Most of the attractions are housed within the walls limits, with easy access through the main gates. I can suggest taking the time to explore the city wall as it has a lot of things to see and do, especially on the top.
One of very few walled cities left in China today, Xi'an is a blend of old and new. Our hostel was located just inside the city walls and so we saw them each and everyday. You can follow a walk around them. At the least they are a landmark in the city and the different gates are common when receiving directions.
Xi'an city centre has two parts really, although they do amalgamate into one. There is the modern section, where you will find all of the usual fast food outlets, air conditioned malls and the like; then there is the older section which largely consists of the Muslim quarter. This area of Xi'an is beautiful, busy narrow cobbled streets with lots of small shops, gorgeous buildings and culture.
Xian has the best intact city wall of any city in China. It is over 10 meters high and surrounds the old part of the city, with a total length of approximately 14 kilometers. The wall is open to visitors, with steps providing access from a handful of points around the city. We accessed the wall from the South Gate, which has a well-preserved guard tower with good views of the city from its top floor (you have to pass through a few souvenir shops to get to the view).
Not only is the Xi'an city wall intact, but so are its guard towers, which rise from the top of the wall every 1/2 km or so. The moat outside the wall is also intact. At night, the wall is lit up very attractively, with lights along its top edge.
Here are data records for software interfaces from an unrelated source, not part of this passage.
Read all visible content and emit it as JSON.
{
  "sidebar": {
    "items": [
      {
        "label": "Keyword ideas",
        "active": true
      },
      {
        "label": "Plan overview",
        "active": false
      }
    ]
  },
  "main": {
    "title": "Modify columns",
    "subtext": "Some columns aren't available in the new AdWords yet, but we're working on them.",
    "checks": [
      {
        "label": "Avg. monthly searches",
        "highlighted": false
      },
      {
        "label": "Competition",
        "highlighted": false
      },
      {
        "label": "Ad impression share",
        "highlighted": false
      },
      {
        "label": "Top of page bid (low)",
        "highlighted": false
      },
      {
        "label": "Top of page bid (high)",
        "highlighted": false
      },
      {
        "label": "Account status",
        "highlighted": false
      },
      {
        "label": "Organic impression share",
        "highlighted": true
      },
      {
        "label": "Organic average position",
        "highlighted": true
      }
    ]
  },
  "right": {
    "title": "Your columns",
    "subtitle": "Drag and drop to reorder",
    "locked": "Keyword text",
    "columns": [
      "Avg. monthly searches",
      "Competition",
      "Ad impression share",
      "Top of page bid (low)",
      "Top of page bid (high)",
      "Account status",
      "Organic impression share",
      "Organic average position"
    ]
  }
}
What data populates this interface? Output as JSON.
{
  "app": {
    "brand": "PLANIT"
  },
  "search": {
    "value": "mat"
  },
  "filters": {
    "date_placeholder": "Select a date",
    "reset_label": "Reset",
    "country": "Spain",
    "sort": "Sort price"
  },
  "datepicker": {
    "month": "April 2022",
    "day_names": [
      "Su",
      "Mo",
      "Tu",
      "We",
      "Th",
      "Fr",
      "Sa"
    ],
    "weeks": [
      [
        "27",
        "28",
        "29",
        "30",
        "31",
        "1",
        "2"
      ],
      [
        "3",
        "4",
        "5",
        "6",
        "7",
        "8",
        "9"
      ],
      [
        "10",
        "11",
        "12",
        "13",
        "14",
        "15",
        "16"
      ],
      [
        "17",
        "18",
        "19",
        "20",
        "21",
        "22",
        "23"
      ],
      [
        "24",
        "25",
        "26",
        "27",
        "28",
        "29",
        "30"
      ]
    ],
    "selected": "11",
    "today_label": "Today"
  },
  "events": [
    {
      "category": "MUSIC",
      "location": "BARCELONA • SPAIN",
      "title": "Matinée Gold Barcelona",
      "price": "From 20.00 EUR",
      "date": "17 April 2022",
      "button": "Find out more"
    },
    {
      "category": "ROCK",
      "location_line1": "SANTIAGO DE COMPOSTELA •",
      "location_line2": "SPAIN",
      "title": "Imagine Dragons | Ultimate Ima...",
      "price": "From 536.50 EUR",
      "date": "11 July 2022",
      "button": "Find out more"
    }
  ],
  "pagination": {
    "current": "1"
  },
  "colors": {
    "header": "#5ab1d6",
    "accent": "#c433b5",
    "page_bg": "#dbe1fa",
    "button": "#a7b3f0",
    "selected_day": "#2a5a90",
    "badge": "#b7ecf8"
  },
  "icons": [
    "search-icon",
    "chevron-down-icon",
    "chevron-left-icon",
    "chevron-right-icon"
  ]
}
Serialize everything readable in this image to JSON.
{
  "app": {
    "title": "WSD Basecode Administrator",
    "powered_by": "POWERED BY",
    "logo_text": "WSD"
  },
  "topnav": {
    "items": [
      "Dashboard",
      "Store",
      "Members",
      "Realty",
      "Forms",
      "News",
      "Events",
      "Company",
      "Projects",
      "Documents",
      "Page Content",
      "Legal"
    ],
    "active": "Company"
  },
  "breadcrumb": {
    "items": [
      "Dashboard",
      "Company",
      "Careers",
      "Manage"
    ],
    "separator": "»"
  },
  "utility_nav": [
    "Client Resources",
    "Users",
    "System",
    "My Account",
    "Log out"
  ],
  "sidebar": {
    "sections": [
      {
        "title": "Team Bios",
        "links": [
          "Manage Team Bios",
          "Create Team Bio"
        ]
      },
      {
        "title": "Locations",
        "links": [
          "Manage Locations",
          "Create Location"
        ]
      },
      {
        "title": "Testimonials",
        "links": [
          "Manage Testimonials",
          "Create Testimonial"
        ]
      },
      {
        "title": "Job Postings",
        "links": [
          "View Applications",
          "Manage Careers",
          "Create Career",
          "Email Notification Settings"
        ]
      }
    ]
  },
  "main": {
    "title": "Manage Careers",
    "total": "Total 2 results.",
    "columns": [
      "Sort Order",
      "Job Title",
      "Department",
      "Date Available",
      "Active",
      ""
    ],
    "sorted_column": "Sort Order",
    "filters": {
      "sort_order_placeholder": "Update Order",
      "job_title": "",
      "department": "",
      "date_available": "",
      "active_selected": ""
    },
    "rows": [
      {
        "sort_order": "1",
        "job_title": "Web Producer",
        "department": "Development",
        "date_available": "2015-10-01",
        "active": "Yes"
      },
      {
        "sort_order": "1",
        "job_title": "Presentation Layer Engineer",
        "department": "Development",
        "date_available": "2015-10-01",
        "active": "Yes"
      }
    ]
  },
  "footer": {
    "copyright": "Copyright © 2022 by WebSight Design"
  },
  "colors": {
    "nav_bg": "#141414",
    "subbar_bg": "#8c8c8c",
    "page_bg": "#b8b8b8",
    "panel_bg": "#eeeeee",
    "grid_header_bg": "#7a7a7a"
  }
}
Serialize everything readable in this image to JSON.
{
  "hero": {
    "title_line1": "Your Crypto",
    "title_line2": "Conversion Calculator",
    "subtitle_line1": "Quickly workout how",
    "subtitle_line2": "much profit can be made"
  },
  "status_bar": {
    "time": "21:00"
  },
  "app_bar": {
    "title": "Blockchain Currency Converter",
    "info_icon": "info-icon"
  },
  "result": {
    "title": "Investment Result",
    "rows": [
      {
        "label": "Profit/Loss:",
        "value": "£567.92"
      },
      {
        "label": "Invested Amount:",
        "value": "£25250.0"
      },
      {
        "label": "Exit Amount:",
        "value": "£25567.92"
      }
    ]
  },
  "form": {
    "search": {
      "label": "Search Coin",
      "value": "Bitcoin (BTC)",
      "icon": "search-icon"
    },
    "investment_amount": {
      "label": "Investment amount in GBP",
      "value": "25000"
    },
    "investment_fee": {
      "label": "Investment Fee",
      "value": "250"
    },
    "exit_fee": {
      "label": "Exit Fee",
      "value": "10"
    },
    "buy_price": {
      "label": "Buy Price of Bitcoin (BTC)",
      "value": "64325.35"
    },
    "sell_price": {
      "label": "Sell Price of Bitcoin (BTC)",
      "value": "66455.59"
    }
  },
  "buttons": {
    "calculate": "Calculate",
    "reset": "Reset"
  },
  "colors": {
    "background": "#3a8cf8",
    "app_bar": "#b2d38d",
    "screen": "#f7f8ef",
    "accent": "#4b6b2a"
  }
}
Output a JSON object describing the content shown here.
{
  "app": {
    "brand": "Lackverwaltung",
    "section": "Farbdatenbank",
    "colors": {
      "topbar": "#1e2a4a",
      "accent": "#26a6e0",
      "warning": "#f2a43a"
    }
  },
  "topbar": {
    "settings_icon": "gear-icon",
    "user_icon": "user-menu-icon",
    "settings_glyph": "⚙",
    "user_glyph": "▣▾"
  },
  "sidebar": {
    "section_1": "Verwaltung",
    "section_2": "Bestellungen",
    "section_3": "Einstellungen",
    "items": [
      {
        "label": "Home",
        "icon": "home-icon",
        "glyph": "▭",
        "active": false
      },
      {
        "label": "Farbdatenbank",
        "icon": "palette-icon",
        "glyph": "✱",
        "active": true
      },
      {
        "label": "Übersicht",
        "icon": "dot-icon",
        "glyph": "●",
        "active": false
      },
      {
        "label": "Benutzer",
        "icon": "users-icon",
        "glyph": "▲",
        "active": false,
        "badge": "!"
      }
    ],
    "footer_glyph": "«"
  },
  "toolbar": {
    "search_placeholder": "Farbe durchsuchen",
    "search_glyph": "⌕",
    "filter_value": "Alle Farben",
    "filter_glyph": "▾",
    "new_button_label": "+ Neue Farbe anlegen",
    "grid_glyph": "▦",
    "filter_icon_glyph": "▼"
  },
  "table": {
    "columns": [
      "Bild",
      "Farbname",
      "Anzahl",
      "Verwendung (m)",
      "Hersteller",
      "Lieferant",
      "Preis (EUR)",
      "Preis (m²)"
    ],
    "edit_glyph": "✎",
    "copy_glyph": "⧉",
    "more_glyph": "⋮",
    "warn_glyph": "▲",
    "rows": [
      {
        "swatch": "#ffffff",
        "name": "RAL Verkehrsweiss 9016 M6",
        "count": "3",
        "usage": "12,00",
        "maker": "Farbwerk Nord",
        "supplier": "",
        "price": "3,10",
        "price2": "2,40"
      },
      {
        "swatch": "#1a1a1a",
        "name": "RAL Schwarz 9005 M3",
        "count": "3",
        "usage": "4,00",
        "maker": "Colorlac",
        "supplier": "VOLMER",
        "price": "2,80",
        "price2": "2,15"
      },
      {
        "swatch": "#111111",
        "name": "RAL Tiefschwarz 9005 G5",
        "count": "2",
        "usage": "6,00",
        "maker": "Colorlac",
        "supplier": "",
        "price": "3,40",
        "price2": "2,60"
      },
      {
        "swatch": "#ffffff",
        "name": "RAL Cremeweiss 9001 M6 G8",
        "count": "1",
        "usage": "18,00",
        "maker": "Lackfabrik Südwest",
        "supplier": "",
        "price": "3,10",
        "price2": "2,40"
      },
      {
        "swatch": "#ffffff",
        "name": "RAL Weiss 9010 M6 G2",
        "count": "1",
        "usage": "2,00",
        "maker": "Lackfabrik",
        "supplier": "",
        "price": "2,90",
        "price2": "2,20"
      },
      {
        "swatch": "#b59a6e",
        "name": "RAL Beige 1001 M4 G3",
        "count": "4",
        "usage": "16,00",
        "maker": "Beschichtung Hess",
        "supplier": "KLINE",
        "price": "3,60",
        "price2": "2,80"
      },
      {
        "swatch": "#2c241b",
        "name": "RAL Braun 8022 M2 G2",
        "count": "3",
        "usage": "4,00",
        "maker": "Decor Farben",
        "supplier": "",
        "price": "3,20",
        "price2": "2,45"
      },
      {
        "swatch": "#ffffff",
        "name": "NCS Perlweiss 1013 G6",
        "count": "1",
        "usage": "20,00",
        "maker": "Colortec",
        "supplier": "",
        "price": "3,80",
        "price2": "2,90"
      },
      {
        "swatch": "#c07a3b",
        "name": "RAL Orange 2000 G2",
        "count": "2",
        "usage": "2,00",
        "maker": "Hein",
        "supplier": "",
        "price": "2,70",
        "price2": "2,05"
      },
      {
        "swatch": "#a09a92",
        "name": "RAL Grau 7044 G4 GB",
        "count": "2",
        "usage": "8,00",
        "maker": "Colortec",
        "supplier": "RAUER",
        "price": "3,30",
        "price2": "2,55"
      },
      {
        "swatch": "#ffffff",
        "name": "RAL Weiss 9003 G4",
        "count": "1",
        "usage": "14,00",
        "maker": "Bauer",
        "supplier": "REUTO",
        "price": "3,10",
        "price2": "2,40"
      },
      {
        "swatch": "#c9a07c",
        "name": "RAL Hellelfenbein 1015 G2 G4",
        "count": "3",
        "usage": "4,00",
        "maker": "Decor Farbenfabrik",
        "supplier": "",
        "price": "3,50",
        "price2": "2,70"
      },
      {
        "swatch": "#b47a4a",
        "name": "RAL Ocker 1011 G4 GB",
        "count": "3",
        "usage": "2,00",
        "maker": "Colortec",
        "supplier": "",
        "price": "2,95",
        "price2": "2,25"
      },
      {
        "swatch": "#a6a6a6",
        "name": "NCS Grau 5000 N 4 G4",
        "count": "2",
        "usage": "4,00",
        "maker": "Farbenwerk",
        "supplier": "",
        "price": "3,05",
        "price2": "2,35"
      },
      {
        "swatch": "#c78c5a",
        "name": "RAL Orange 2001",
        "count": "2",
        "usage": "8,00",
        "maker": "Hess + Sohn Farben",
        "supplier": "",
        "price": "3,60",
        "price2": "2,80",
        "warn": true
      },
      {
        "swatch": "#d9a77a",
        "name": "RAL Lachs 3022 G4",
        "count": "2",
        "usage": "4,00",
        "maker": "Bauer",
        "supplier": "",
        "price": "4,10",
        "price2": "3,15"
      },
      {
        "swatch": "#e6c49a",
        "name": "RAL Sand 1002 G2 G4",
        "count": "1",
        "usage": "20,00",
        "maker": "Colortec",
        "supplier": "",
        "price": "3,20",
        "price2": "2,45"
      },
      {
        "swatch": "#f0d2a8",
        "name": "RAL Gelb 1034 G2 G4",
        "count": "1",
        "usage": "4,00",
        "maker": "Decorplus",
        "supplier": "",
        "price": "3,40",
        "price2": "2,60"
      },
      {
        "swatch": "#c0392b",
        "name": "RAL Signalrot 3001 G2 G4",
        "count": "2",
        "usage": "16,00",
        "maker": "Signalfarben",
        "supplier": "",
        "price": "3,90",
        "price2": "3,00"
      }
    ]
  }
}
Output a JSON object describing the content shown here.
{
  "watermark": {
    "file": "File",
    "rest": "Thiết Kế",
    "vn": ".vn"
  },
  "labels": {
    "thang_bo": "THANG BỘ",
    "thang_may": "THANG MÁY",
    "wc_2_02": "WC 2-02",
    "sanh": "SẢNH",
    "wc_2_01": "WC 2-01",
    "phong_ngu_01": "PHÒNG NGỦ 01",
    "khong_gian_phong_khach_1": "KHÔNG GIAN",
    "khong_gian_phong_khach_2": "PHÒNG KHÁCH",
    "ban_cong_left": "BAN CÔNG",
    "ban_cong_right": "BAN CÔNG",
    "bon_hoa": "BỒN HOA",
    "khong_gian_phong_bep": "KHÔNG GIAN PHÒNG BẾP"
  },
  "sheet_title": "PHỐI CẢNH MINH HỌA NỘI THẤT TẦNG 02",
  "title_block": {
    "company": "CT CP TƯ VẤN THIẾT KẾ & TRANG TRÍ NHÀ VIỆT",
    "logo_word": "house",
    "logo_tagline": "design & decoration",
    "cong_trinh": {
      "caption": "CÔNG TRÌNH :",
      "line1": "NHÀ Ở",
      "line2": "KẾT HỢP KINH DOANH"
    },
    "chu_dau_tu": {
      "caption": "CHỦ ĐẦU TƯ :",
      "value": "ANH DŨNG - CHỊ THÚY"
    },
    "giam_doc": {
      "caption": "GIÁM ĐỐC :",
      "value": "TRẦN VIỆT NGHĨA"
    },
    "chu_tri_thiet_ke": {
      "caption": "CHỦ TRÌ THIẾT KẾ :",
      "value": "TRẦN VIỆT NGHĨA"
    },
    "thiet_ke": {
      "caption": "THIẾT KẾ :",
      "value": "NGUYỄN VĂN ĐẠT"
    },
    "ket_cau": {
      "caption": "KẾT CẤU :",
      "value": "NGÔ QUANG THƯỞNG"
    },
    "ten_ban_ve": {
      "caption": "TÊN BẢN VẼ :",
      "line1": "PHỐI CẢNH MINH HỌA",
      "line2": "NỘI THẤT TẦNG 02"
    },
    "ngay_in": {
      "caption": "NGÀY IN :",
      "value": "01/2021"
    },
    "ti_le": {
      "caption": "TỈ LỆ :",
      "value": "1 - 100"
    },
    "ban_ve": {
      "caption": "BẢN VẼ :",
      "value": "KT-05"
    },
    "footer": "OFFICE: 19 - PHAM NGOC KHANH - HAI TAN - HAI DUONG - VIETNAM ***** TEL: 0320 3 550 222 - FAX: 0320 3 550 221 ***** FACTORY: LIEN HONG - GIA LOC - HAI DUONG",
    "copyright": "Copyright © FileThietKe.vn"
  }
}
The city walls around Xi'an are said to be among the best preserved in China. The sections that I saw definitely lead me to believe that this was true. It was easy to imagine myself defending the city from invading Mongols from the top of this structure.
This is a very well preserved wall, built on the Tang dynasty. You can walk or ride a bicycle to explore it. You can have a great view to the city, even though there's a lot of smog (which I thought it was foggy).
This is the largest and best preserved wall in China! The wall dates back 1400 years . Having been in China a couple of weeks we are already spoiled by havinf seen so many ancient reminders ...so we are not surprised by this.
You can choose to bicycle around the 9 mile loop on top of the wall or just take a stroll on it . The pollution was so heavy when we were there we just took a slow stroll to save our lungs.
Bikes can be rented near the South Gate for about $2.00 an hour.